Component data from apps and pages:

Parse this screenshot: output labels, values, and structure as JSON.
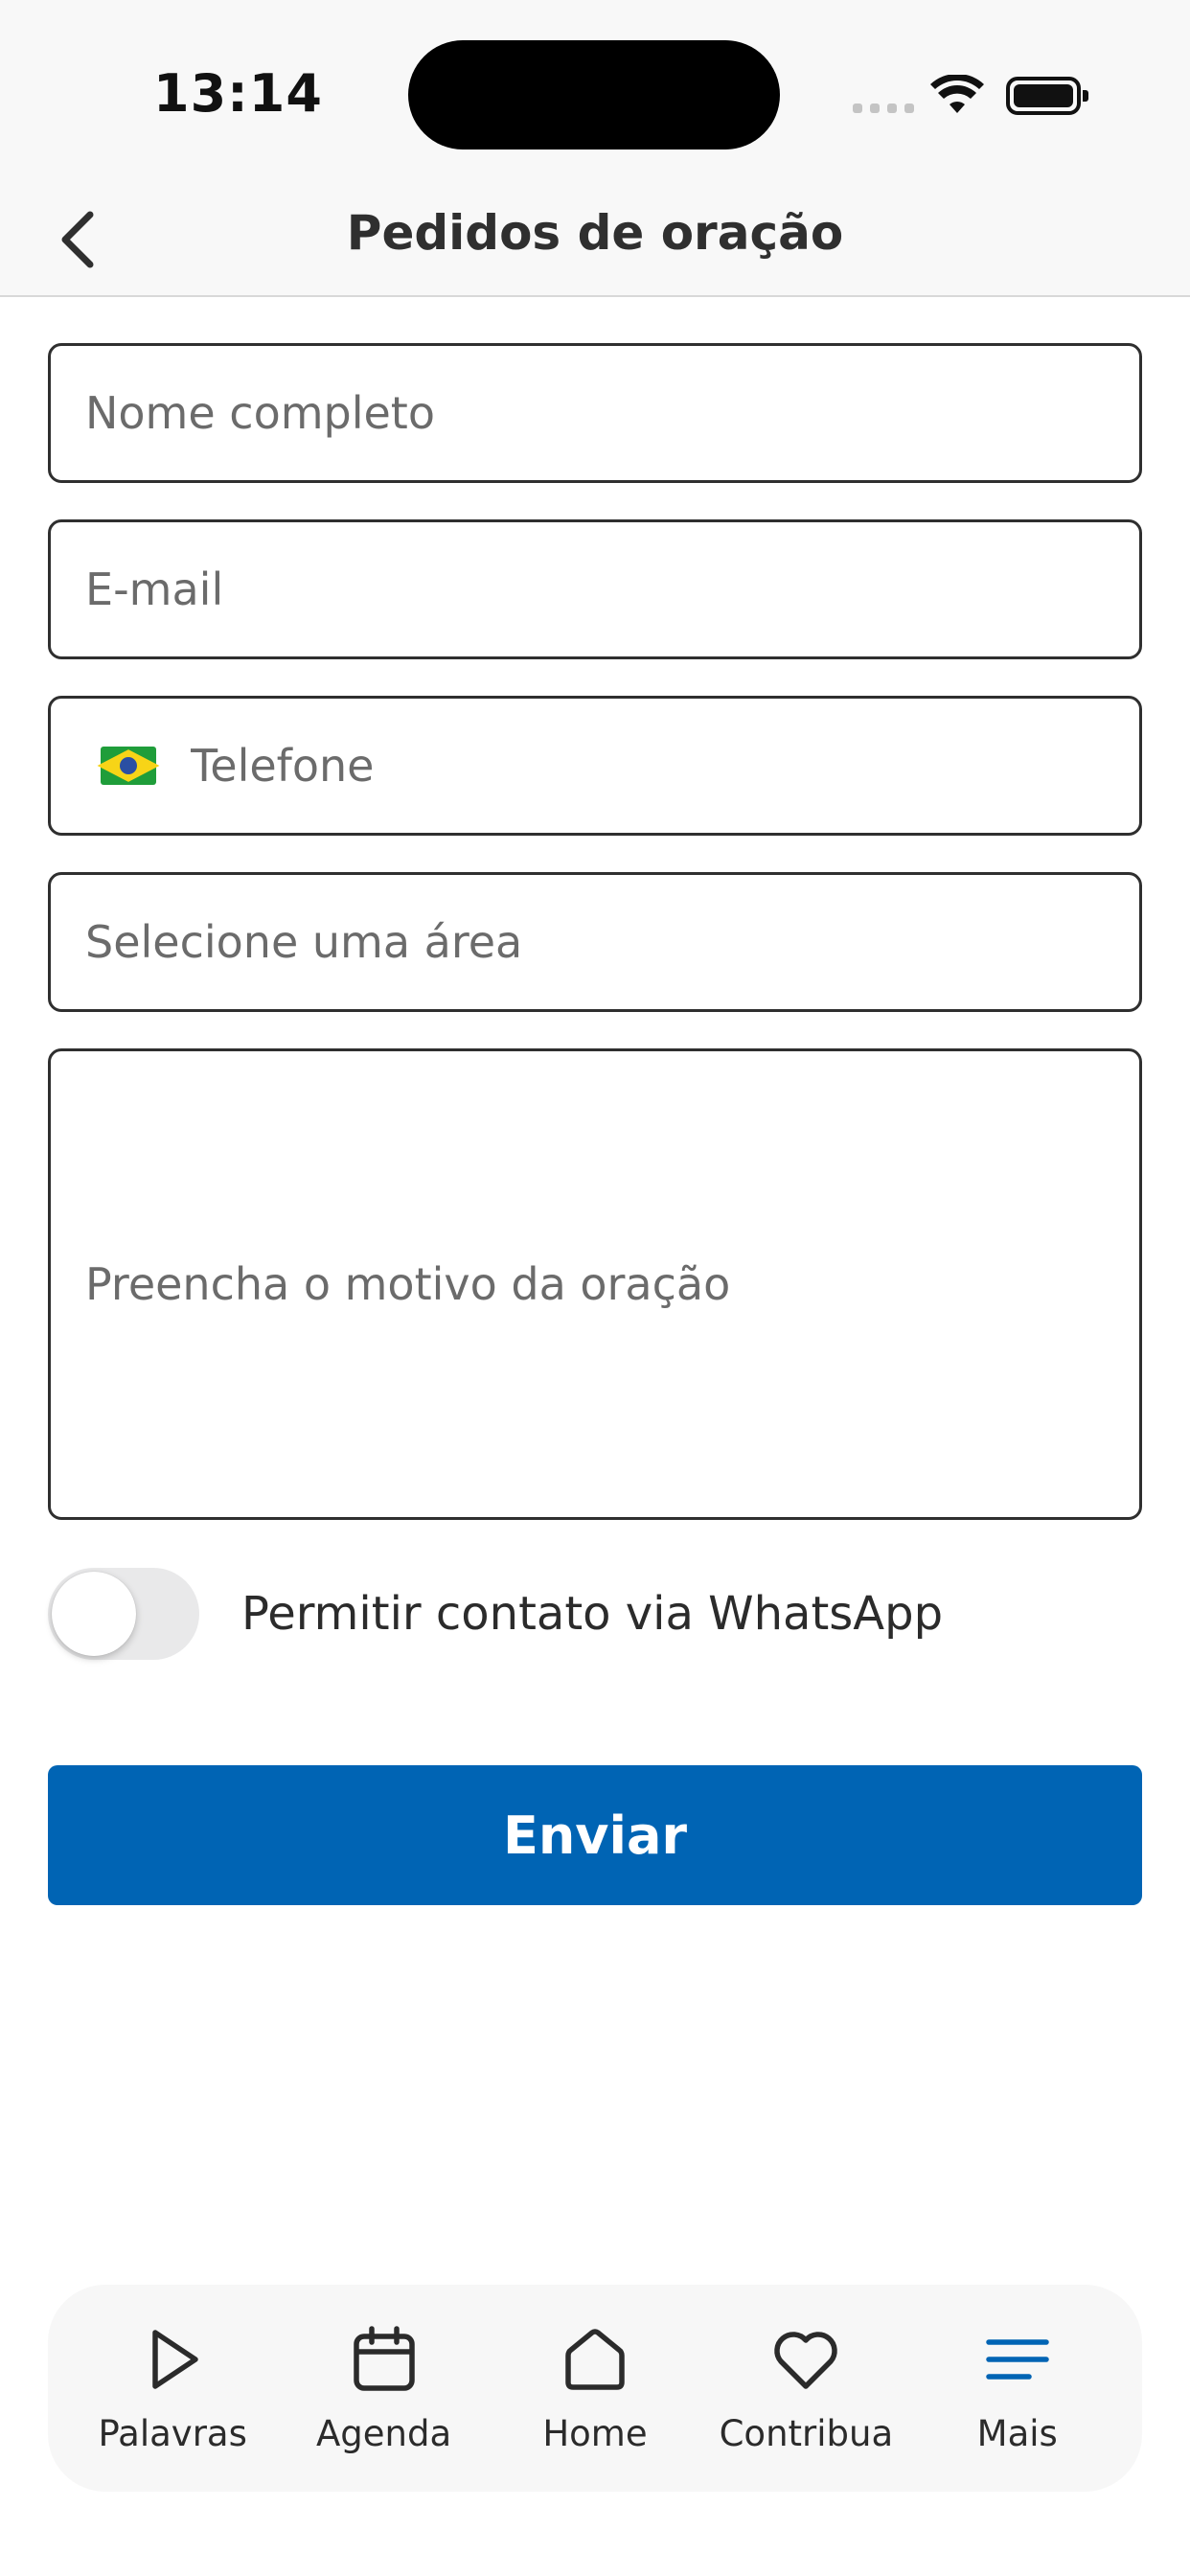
{
  "status_bar": {
    "time": "13:14"
  },
  "header": {
    "title": "Pedidos de oração"
  },
  "form": {
    "name_placeholder": "Nome completo",
    "email_placeholder": "E-mail",
    "phone_placeholder": "Telefone",
    "phone_country": "Brazil",
    "area_placeholder": "Selecione uma área",
    "reason_placeholder": "Preencha o motivo da oração",
    "whatsapp_toggle_label": "Permitir contato via WhatsApp",
    "whatsapp_toggle_on": false,
    "submit_label": "Enviar"
  },
  "tab_bar": {
    "items": [
      {
        "label": "Palavras",
        "icon": "play-icon"
      },
      {
        "label": "Agenda",
        "icon": "calendar-icon"
      },
      {
        "label": "Home",
        "icon": "home-icon"
      },
      {
        "label": "Contribua",
        "icon": "heart-icon"
      },
      {
        "label": "Mais",
        "icon": "menu-icon",
        "active": true
      }
    ]
  },
  "colors": {
    "primary": "#0064b4",
    "text": "#2b2b2b",
    "placeholder": "#6b6b6b",
    "border": "#2f2f2f",
    "toggle_off": "#e9e9ea"
  }
}
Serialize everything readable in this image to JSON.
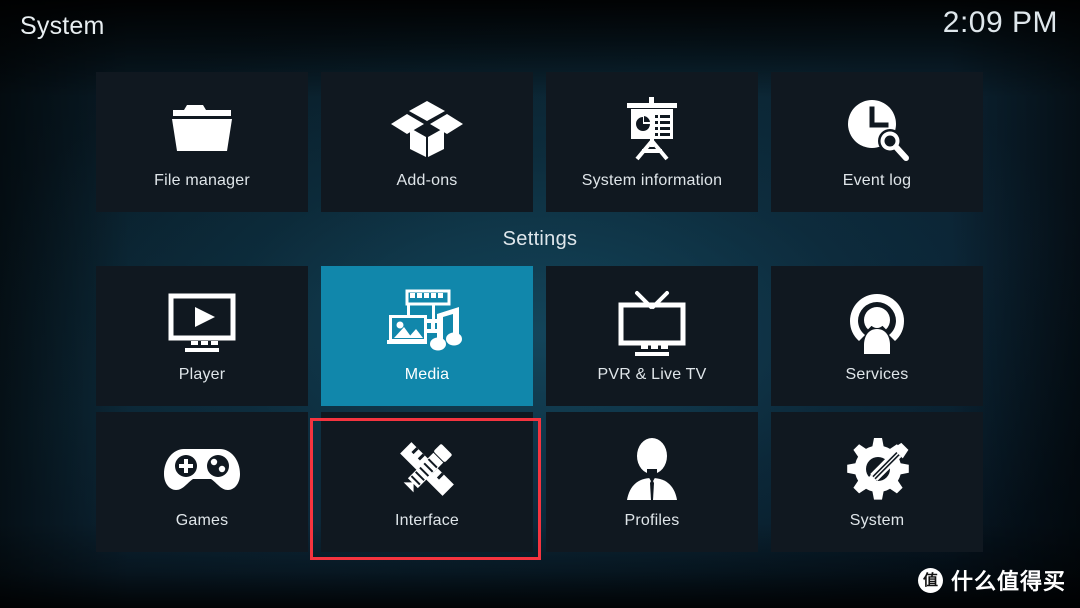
{
  "header": {
    "title": "System",
    "clock": "2:09 PM"
  },
  "colors": {
    "focus": "#1187ab",
    "annotation": "#f4343f",
    "tile_background": "#101820",
    "text": "#dfe5e9"
  },
  "section": {
    "settings_label": "Settings"
  },
  "rows": [
    {
      "name": "top-row",
      "tiles": [
        {
          "label": "File manager",
          "icon": "folder-icon",
          "focused": false
        },
        {
          "label": "Add-ons",
          "icon": "open-box-icon",
          "focused": false
        },
        {
          "label": "System information",
          "icon": "presentation-board-icon",
          "focused": false
        },
        {
          "label": "Event log",
          "icon": "clock-search-icon",
          "focused": false
        }
      ]
    },
    {
      "name": "settings-row-1",
      "tiles": [
        {
          "label": "Player",
          "icon": "monitor-play-icon",
          "focused": false
        },
        {
          "label": "Media",
          "icon": "media-filmstrip-photo-music-icon",
          "focused": true
        },
        {
          "label": "PVR & Live TV",
          "icon": "tv-antenna-icon",
          "focused": false
        },
        {
          "label": "Services",
          "icon": "person-broadcast-icon",
          "focused": false
        }
      ]
    },
    {
      "name": "settings-row-2",
      "tiles": [
        {
          "label": "Games",
          "icon": "gamepad-icon",
          "focused": false
        },
        {
          "label": "Interface",
          "icon": "pencil-ruler-icon",
          "focused": false,
          "annotated": true
        },
        {
          "label": "Profiles",
          "icon": "person-bust-icon",
          "focused": false
        },
        {
          "label": "System",
          "icon": "gear-screwdriver-icon",
          "focused": false
        }
      ]
    }
  ],
  "watermark": {
    "badge": "值",
    "text": "什么值得买"
  }
}
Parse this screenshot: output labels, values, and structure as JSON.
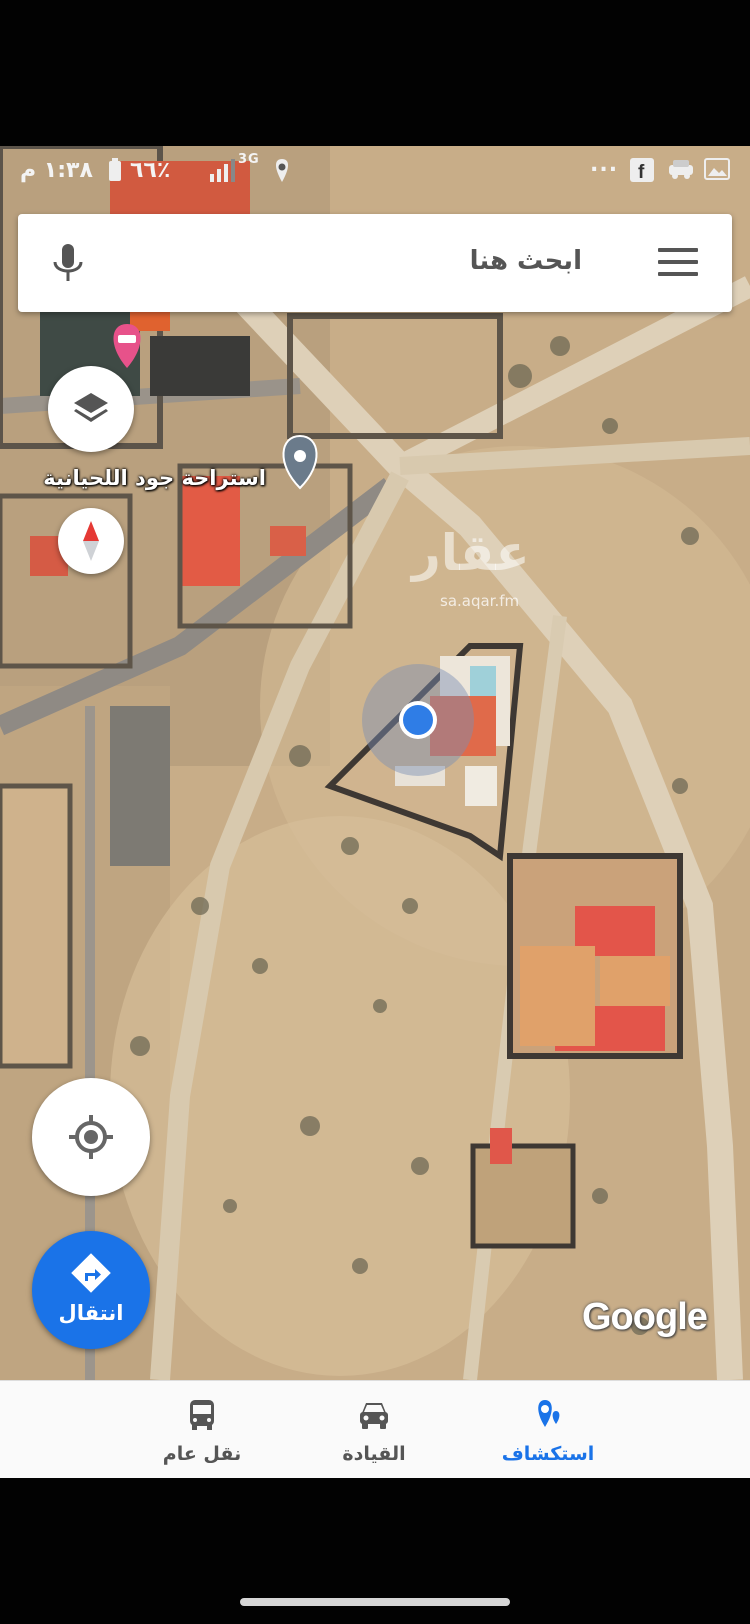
{
  "status_bar": {
    "time": "١:٣٨ م",
    "battery": "٦٦٪",
    "network": "3G"
  },
  "search": {
    "placeholder": "ابحث هنا"
  },
  "map": {
    "place_label": "استراحة جود اللحيانية",
    "watermark_text": "عقار",
    "watermark_url": "sa.aqar.fm",
    "logo_text": "Google"
  },
  "go_button": {
    "label": "انتقال"
  },
  "bottom_nav": {
    "items": [
      {
        "label": "استكشاف",
        "icon": "explore-pin-icon",
        "active": true
      },
      {
        "label": "القيادة",
        "icon": "car-icon",
        "active": false
      },
      {
        "label": "نقل عام",
        "icon": "bus-icon",
        "active": false
      }
    ]
  },
  "colors": {
    "accent": "#1a73e8",
    "nav_active": "#1a73e8",
    "nav_inactive": "#555555",
    "terrain": "#cdb38f"
  }
}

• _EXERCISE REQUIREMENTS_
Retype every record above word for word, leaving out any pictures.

• _SOLVED EXERCISE_
Parse this screenshot: output labels, values, and structure as JSON.
{
  "status_bar": {
    "time": "13:14"
  },
  "header": {
    "title": "Pedidos de oração"
  },
  "form": {
    "name_placeholder": "Nome completo",
    "email_placeholder": "E-mail",
    "phone_placeholder": "Telefone",
    "phone_country": "Brazil",
    "area_placeholder": "Selecione uma área",
    "reason_placeholder": "Preencha o motivo da oração",
    "whatsapp_toggle_label": "Permitir contato via WhatsApp",
    "whatsapp_toggle_on": false,
    "submit_label": "Enviar"
  },
  "tab_bar": {
    "items": [
      {
        "label": "Palavras",
        "icon": "play-icon"
      },
      {
        "label": "Agenda",
        "icon": "calendar-icon"
      },
      {
        "label": "Home",
        "icon": "home-icon"
      },
      {
        "label": "Contribua",
        "icon": "heart-icon"
      },
      {
        "label": "Mais",
        "icon": "menu-icon",
        "active": true
      }
    ]
  },
  "colors": {
    "primary": "#0064b4",
    "text": "#2b2b2b",
    "placeholder": "#6b6b6b",
    "border": "#2f2f2f",
    "toggle_off": "#e9e9ea"
  }
}
Serialize everything readable in this image to JSON.
{
  "header": {
    "title": "System",
    "clock": "2:09 PM"
  },
  "colors": {
    "focus": "#1187ab",
    "annotation": "#f4343f",
    "tile_background": "#101820",
    "text": "#dfe5e9"
  },
  "section": {
    "settings_label": "Settings"
  },
  "rows": [
    {
      "name": "top-row",
      "tiles": [
        {
          "label": "File manager",
          "icon": "folder-icon",
          "focused": false
        },
        {
          "label": "Add-ons",
          "icon": "open-box-icon",
          "focused": false
        },
        {
          "label": "System information",
          "icon": "presentation-board-icon",
          "focused": false
        },
        {
          "label": "Event log",
          "icon": "clock-search-icon",
          "focused": false
        }
      ]
    },
    {
      "name": "settings-row-1",
      "tiles": [
        {
          "label": "Player",
          "icon": "monitor-play-icon",
          "focused": false
        },
        {
          "label": "Media",
          "icon": "media-filmstrip-photo-music-icon",
          "focused": true
        },
        {
          "label": "PVR & Live TV",
          "icon": "tv-antenna-icon",
          "focused": false
        },
        {
          "label": "Services",
          "icon": "person-broadcast-icon",
          "focused": false
        }
      ]
    },
    {
      "name": "settings-row-2",
      "tiles": [
        {
          "label": "Games",
          "icon": "gamepad-icon",
          "focused": false
        },
        {
          "label": "Interface",
          "icon": "pencil-ruler-icon",
          "focused": false,
          "annotated": true
        },
        {
          "label": "Profiles",
          "icon": "person-bust-icon",
          "focused": false
        },
        {
          "label": "System",
          "icon": "gear-screwdriver-icon",
          "focused": false
        }
      ]
    }
  ],
  "watermark": {
    "badge": "值",
    "text": "什么值得买"
  }
}
Parse this screenshot: output labels, values, and structure as JSON.
{
  "status_bar": {
    "time": "١:٣٨ م",
    "battery": "٦٦٪",
    "network": "3G"
  },
  "search": {
    "placeholder": "ابحث هنا"
  },
  "map": {
    "place_label": "استراحة جود اللحيانية",
    "watermark_text": "عقار",
    "watermark_url": "sa.aqar.fm",
    "logo_text": "Google"
  },
  "go_button": {
    "label": "انتقال"
  },
  "bottom_nav": {
    "items": [
      {
        "label": "استكشاف",
        "icon": "explore-pin-icon",
        "active": true
      },
      {
        "label": "القيادة",
        "icon": "car-icon",
        "active": false
      },
      {
        "label": "نقل عام",
        "icon": "bus-icon",
        "active": false
      }
    ]
  },
  "colors": {
    "accent": "#1a73e8",
    "nav_active": "#1a73e8",
    "nav_inactive": "#555555",
    "terrain": "#cdb38f"
  }
}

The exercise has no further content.